Child sexual exploitation is a serious issue affecting young people and it can be difficult to identify.
'Child exploitation' (CE) or 'children at risk of exploitation' (CRE) are terms which encompass all the ways by which children and young people can be exploited.
Child exploitation occurs where an individual or group takes advantage of an imbalance of power to coerce, manipulate or deceive a child or young person under the age of 18 into sexual or criminal activity:
(a) In exchange for something the victim needs or wants and/or
(b) For the financial advantage or increased status of the perpetrator or facilitator
The victim may have been sexually or criminally exploited even if the activity appears consensual. Exploitation does not always involve physical contact; it can also occur through the use of technology.
Child exploitation includes the following.
Child sexual exploitation (CSE)
Child sexual exploitation (CSE) is a type of sexual abuse. When a child or young person is exploited they're given things like gifts, drugs, money, status and affection, in exchange for performing sexual activities. Children and young people are often tricked into believing they are in a loving and consensual relationship. This is called grooming. They may trust their abuser and not understand that they're being abused.
Sometimes child sexual exploitation (CSE) victims become rebellious or display challenging behaviour, which can make it hard for the signs of CSE to be spotted in the early stages of abuse. In all cases, those exploiting the child or young person have power over them by the virtue of their age, gender, intellect, physical strength or economic or other resources.
Indicators of CSE are:
- behavioural changes
- physical symptoms
- mental health issues
- substance misuse
- unexplained gifts or money
- truanting or going missing
- repeat offending
- perpetrator activity
Children and young people can be trafficked into or within the UK to be sexually exploited. They're moved around the country and abused by being forced to take part in sexual activities, often with more than one person. Young people in gangs can also be sexually exploited. Sometimes abusers use violence and intimidation to frighten or force a child or young person, making them feel as if they've no choice. They may lend them large sums of money they know can't be repaid or use financial abuse to control them.
Anybody can be a perpetrator of CSE, no matter their age, gender or race. The relationship could be framed as friendship, someone to look up to or romantic.

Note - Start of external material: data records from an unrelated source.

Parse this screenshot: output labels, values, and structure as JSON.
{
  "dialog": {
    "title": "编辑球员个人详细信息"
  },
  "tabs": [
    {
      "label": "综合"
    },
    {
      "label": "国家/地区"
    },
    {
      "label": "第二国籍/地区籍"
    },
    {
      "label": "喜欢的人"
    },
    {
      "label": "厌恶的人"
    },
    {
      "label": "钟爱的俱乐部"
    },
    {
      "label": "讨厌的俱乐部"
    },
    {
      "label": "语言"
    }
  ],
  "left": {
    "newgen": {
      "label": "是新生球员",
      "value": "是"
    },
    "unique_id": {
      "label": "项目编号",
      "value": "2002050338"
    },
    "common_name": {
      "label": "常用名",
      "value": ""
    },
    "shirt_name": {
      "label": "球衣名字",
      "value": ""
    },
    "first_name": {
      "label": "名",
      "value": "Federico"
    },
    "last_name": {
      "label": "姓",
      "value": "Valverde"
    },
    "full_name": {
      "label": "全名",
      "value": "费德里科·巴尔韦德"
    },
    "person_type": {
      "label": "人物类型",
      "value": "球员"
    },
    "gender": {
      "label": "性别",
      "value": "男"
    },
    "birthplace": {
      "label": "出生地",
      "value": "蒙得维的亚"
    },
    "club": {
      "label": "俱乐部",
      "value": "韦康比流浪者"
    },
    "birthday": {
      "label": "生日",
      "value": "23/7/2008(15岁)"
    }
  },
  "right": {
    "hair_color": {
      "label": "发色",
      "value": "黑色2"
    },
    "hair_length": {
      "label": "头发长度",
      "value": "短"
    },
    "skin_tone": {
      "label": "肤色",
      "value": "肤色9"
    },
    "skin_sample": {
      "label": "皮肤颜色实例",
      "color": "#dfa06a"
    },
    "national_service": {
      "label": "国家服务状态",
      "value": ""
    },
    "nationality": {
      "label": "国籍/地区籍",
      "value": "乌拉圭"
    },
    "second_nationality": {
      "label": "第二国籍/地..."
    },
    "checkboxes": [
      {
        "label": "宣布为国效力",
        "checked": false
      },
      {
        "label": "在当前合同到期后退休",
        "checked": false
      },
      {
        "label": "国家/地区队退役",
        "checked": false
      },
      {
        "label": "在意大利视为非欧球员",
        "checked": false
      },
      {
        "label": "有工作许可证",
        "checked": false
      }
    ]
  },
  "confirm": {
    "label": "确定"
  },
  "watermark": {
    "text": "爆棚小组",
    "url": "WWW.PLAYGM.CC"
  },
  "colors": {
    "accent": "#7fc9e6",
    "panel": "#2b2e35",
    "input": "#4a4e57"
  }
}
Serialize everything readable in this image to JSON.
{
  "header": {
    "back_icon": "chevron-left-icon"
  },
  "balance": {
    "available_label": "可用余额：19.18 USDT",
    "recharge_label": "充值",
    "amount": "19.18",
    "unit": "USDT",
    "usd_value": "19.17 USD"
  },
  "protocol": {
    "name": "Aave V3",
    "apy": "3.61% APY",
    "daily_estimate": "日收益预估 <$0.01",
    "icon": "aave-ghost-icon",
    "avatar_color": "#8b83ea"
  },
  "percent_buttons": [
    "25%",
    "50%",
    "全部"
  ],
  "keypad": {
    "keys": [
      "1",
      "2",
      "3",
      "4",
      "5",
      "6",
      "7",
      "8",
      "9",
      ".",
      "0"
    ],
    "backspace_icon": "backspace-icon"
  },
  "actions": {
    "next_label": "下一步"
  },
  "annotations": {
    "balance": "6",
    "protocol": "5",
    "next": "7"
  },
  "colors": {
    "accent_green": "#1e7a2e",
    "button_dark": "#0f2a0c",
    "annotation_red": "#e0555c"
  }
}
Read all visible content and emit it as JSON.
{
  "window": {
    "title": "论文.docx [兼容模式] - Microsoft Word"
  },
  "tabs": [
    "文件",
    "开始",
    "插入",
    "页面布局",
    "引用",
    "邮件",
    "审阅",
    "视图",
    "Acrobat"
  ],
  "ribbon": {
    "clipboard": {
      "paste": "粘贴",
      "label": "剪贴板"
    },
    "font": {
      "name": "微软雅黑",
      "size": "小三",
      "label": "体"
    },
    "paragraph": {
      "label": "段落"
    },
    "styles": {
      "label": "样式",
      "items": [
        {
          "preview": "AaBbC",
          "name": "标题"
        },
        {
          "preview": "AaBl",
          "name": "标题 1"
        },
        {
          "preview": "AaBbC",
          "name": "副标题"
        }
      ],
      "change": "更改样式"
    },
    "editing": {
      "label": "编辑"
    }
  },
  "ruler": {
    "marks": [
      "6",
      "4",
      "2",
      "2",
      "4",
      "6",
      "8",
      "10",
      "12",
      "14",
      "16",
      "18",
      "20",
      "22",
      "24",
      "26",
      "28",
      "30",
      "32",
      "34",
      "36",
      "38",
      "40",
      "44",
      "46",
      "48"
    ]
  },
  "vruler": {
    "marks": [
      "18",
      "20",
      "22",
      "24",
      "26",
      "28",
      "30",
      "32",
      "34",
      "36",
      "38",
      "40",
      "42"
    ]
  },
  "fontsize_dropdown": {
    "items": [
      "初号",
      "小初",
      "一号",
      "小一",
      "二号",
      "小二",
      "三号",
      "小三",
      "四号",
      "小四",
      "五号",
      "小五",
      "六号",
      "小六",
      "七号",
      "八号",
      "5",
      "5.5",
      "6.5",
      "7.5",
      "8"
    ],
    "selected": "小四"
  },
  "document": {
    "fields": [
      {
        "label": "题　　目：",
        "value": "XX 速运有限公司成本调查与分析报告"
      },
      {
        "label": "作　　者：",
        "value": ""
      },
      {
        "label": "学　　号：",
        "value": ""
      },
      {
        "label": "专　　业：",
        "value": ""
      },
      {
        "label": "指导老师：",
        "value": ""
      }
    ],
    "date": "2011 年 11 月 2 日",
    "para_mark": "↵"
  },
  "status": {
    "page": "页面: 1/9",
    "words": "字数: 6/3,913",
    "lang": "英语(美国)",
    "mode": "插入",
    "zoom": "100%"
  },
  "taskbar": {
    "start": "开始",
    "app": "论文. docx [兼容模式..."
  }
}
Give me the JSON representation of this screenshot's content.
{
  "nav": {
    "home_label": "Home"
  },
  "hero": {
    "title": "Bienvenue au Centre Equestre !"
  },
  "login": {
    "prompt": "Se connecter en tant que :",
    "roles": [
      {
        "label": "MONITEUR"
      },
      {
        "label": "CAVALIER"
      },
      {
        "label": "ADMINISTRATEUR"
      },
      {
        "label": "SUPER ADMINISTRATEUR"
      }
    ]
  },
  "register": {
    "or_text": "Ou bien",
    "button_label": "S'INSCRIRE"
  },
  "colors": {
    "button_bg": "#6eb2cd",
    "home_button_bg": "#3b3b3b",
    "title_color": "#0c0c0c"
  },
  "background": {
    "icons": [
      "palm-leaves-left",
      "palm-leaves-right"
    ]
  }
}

Children and young people who are exploited may also be used to 'find' or coerce others to join groups.
Further information about CSE, along with details of some of the organisations involved, can be found at the following websites:
Child criminal exploitation (CCE)
Whilst there is still no legal definition of ‘child criminal exploitation’ it is increasingly being recognised as a major factor behind crime in communities across the UK, as well as simultaneously victimising vulnerable young people and leaving them at risk of harm.
As with CSE, CCE often occurs without the victim being aware that they are being exploited and involves young people being encouraged, cajoled or threatened to carry out crime for the benefit of others. In return they are offered friendship or peer acceptance, but also cigarettes, drugs, alcohol or even food and accommodation.
The criminal exploitation of children is an issue which is gaining more of a national focus and is closely related to county lines.
Further information about CCE can be found at the following websites:
How to report child exploitation
Concerns about a young person must be reported in order to coordinate a response. You can contact:
- police tel: 101 (or 999 in an emergency)
- Call Derbyshire tel: 01629 533190 or 01629 532600 (out of hours)
- Childline tel: 0800 1111
- Derbyshire Safeguarding Board tel: 01629 532181
- Safe and Sound tel: 01332 362120
- #saysomething - anonymously text or call, 24 hours per day, 7 days per week, for free tel: 116 000
In cases of suspected or actual child exploitation, safeguarding procedures must be implemented and a referral made to children’s services in order to safeguard the child from further or future harm. Further information is available from the Derby and Derbyshire Safeguarding Children Partnership safeguarding procedures.
Operation Liberty has been created by Derbyshire police to gather intelligence items, crimes and referrals, where there is an aspect of child exploitation. Practitioners can use the Operation Liberty form to provide details, however brief, of any concerns regarding:
- adults who may pose a risk to, or target, groom or exploit children and young people
- a child or young person who is believed to be experiencing grooming and/or exploitation.
- provision of information on places, locations and circumstances where it is believed child exploitation may be taking place
Derbyshire practitioners use a CRE toolkit to assess a child or young person’s level of risk of exploitation in a quick and consistent manner. The CRE toolkit now covers all children and young people under the age of 18 (Children Act 1989) residing in Derbyshire. The toolkit supports the implementation of the local Safeguarding Children Partnership procedures; in particular children abused through sexual exploitation, criminal gangs, slavery and safeguarding children who may have been trafficked and children and families who go missing.
This toolkit supports agencies to:
- identify and protect those at risk of being exploited at the earliest opportunity
- take action to promote the welfare of children and young people who are being or may be exploited
- develop local prevention strategies
- take action against those intent on abusing and exploiting children and young people in this way
The toolkit should be used flexibly to take account of each child's individuality, the uniqueness of their circumstances and the changes that may occur for them over time.